VANCOUVER -- Vancouver Canucks goaltender Roberto Loungo circled the 2014 Tim Hortons NHL Heritage Classic at BC Place on his calendar as soon as the schedule was released.
"I've always wanted to play in an outdoor game," Luongo said after practicing in the retractable roof stadium Saturday. "So I was excited when I saw we got one this year and I was looking forward to it."
Luongo's outdoor experience will be limited to the bench.
The Canucks announced Sunday morning that rookie backup Eddie Lack will make a third straight start ahead of Luongo when the Canucks play the Ottawa Senators on Sunday (4 p.m. ET, CBC, RDS, NBCSN).
"Lack has played really well the last two games and deserves the start [Sunday]," Canucks coach John Tortorella told the team's website.
Another start for Lack puts the Canucks right back where they were before surprising everyone by keeping Luongo and trading Cory Schneider at the 2014 NHL Draft.
"I don't want to start going through this again," Luongo said Saturday. "When I am on the ice I give myself 100 percent, I try to be the best I can be and the rest is out of my control so I am not going to start putting myself in a spot like that again. Whatever happens from here on in, I am just going to battle, and if it's me, it's me. If it's not, it's not."
There may be several reasons Tortorella opted for Lack rather than Luongo on Sunday.
Vancouver is battling to stay in the Western Conference race for the Stanley Cup Playoffs. The Canucks are in a three-way tie with the Dallas Stars and Winnipeg Jets with 66 points, but the Stars hold the final wild-card spot because they have played two fewer games.

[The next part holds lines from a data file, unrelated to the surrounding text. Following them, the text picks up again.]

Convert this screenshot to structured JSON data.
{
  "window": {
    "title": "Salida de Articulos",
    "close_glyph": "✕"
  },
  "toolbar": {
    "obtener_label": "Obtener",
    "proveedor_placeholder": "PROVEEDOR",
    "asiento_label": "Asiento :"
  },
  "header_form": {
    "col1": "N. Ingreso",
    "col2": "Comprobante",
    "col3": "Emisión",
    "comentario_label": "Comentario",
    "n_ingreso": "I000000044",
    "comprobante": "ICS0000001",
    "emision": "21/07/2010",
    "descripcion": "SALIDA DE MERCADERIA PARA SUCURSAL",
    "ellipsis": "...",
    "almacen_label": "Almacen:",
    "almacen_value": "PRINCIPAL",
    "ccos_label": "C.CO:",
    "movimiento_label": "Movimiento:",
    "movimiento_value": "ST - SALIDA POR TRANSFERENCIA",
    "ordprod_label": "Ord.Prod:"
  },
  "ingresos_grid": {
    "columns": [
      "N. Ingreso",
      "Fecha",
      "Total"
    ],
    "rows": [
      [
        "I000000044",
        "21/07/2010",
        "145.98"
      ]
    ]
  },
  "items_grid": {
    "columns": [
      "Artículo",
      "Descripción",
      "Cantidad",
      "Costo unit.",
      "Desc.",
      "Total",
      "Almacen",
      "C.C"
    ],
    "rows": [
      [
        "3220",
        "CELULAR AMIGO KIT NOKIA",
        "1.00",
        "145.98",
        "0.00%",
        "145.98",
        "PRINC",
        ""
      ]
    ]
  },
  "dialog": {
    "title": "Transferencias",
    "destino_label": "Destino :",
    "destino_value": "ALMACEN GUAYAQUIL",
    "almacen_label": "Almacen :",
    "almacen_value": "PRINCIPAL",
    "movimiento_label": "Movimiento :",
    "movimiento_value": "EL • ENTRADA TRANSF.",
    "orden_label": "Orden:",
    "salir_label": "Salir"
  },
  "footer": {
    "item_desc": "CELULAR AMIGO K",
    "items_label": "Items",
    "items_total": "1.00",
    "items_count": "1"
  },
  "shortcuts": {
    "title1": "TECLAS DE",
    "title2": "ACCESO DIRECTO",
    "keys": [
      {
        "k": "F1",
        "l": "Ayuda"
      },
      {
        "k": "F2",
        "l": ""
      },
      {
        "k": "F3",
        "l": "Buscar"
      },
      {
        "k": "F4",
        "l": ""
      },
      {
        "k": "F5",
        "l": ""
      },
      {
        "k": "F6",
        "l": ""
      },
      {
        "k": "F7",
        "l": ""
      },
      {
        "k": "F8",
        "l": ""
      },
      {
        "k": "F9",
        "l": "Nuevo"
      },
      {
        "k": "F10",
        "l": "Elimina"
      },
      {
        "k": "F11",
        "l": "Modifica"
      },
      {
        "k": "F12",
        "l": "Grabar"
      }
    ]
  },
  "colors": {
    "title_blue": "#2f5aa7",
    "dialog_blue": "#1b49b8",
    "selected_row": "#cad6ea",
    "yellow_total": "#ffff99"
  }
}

Lack is coming off a 1-0 win against the St. Louis Blues on Wednesday and a 2-1 shootout loss to the Minnesota Wild on Friday in which he stopped the first six shooters in the tiebreaker.

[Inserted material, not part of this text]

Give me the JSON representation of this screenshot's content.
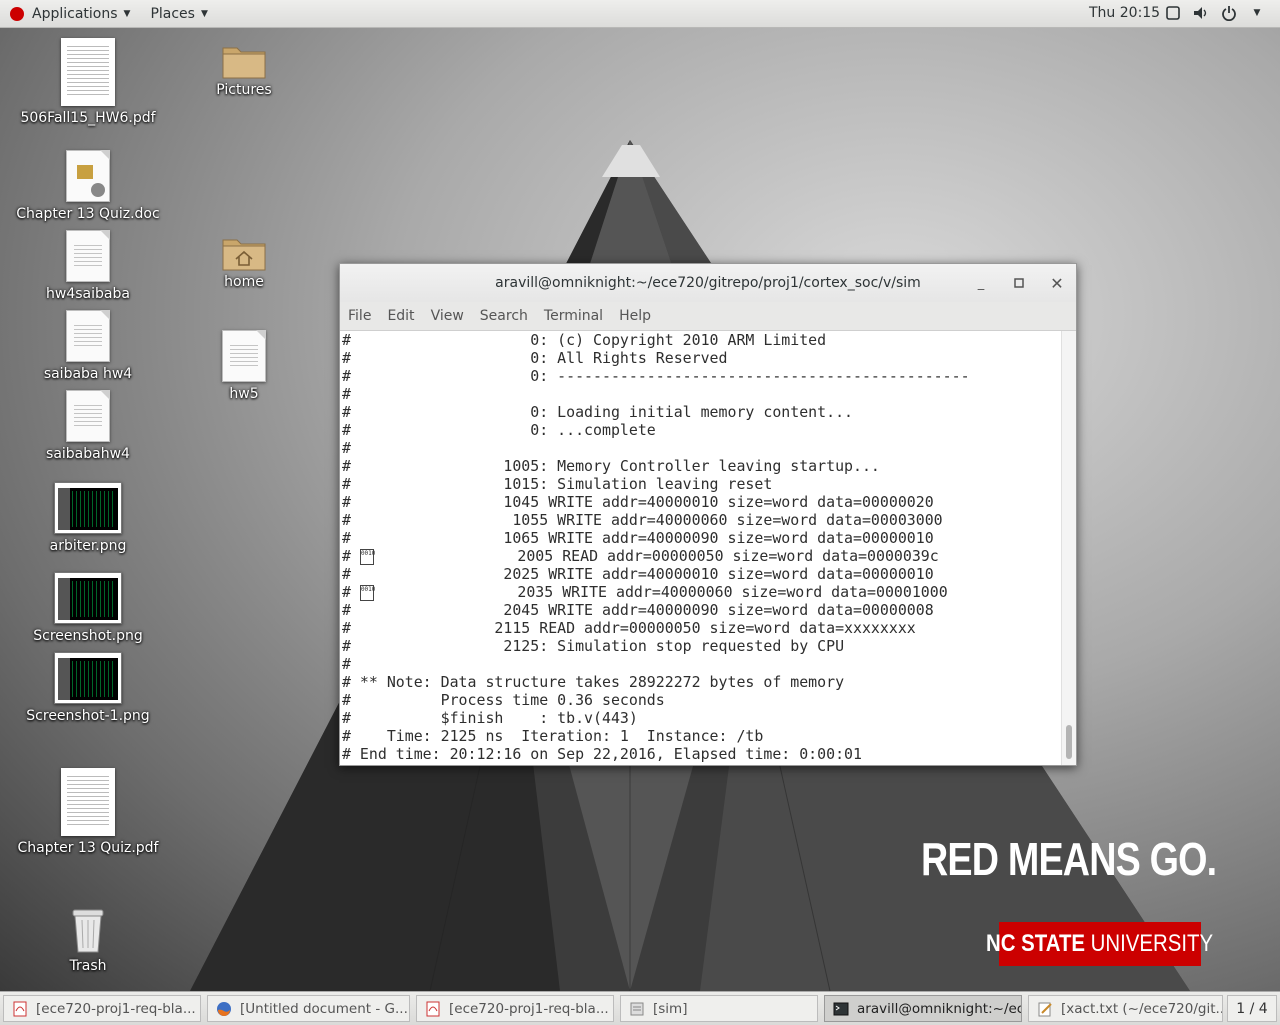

Playing outside would be nothing new for Lack. He grew up practicing outdoors in Sweden and hasn't had any problems adjusting to BC Place.

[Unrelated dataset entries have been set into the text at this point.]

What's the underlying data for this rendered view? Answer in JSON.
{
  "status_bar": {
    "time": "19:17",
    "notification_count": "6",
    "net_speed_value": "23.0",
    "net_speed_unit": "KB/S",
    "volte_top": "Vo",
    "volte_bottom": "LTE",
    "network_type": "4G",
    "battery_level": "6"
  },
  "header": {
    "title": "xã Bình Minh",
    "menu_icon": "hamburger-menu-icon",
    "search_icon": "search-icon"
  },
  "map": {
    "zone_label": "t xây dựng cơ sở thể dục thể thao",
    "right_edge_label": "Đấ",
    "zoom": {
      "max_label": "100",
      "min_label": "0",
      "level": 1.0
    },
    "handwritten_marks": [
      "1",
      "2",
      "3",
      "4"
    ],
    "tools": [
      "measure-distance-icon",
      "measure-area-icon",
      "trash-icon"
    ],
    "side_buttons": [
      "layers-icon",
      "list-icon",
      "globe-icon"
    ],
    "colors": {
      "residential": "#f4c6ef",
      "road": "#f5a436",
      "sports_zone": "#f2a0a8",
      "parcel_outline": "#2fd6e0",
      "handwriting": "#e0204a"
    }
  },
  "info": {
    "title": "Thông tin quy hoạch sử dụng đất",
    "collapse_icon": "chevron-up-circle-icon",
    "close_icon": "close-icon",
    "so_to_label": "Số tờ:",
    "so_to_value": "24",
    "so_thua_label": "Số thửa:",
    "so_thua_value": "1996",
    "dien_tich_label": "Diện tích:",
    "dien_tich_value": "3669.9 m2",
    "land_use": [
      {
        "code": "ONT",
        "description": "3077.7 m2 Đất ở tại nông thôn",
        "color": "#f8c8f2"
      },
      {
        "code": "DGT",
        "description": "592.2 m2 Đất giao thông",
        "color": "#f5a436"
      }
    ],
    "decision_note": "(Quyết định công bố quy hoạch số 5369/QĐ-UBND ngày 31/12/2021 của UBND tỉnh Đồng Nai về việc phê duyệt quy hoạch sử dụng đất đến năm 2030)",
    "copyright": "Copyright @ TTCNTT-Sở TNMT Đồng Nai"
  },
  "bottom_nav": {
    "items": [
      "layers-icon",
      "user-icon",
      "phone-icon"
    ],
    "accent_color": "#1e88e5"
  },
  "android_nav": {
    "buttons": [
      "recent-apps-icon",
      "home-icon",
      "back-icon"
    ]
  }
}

"As a goalie, you like it when you can slide side-to-side and I felt like I had a great edge out there too, almost better than inside," he said after practice on the BC Place ice Saturday.
Luongo liked the ice too, and had no problems tracking the puck even with so much extra space between the rink and the stands than he is used to. Unlike Lack, however, he hasn't played much lately.
Luongo is coming off the 2014 Sochi Olympics, where he played once for Canada, shutting out Austria, before watching Carey Price lead Canada to a gold medal as the backup. Luongo hasn't played in an NHL game since Feb. 8 against the Toronto Maple Leafs, a 3-1 loss that extended the Canucks' losing streak to seven games. Luongo said Saturday it has taken a while to feel good after coming back from Sochi.
"It has been tough with the time adjustment. I haven't been feeling super energized, but the last couple of days I have been back to normal," said Luongo, who didn't get any goalie-specific practice at the Olympics and has been putting in extra time with Canucks goalie coach Roland Melanson this week. "It's always a work in progress when you are working on your game. You always feel like you can be better and there is stuff you need to improve. The only way you can see whether you are ready or not is to play a game."
Having Lack start the Heritage Classic undoubtedly will have some wondering if Luongo has played his last game for the Canucks. But if Luongo learned anything over the past two seasons, it's that a 12-year, $64 million contract that runs through 2021-22 isn't easy to trade.
Luongo, 34, said it was time to move on after Schneider started the final three games of the 2012 Stanley Cup Playoffs, and again when Schneider got the call after two games of the 2013 postseason. When the Canucks couldn't find a taker, they traded Schneider instead, to the New Jersey Devils.
Now it feels like déjà vu with Lack, a 26-year-old who is 9-8-4 with a .925 save percentage and 2.05 goals-against average in his first NHL season. He had major hip surgery last spring.
"If I would be the guy, of course it would be a tremendous honor to play one of these games with 50,000 fans in the stands," Lack said Saturday. "If I get the nod I am going to go out there and play my game."
That game is somewhat reminiscent of Henrik Lundqvist with the New York Rangers, relying on deeper positioning to shorten and simplify his movements, but with a big 6-foot-4 frame to take away space.
Tortorella wouldn't comment on his goaltenders after practice Saturday but had said earlier in the week Lack's game "settles the team down" and "there's not a lot of extra motion."
That simple style might work well in an outdoor game, which can often produce a simpler, puck-to-the-net style of attack.
Lack admitted he was a bit overwhelmed walking into BC Place for the first time, and he knows how important the game is.
"I've never been in here before, so from the first time I walked in it was like 'Oh my God, this is going to be so cool,'" he said. "It's a crucial stage right now for us and even though it's fun out there, we really need to focus on getting two points and some traction."